▶ _Your task_
The entire listing below must be written out word for word.

──────

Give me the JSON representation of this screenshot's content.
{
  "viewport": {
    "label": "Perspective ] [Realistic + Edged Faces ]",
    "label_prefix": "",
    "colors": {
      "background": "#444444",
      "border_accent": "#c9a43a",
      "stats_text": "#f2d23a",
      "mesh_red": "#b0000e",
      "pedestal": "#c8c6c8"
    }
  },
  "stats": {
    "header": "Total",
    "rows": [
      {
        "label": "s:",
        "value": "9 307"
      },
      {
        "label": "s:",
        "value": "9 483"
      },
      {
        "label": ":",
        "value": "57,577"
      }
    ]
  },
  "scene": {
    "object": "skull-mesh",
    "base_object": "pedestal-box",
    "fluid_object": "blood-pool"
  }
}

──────

▶ _Exercise result_
Give me the JSON representation of this screenshot's content.
{
  "viewport": {
    "label": "Perspective ] [Realistic + Edged Faces ]",
    "label_prefix": "",
    "colors": {
      "background": "#444444",
      "border_accent": "#c9a43a",
      "stats_text": "#f2d23a",
      "mesh_red": "#b0000e",
      "pedestal": "#c8c6c8"
    }
  },
  "stats": {
    "header": "Total",
    "rows": [
      {
        "label": "s:",
        "value": "9 307"
      },
      {
        "label": "s:",
        "value": "9 483"
      },
      {
        "label": ":",
        "value": "57,577"
      }
    ]
  },
  "scene": {
    "object": "skull-mesh",
    "base_object": "pedestal-box",
    "fluid_object": "blood-pool"
  }
}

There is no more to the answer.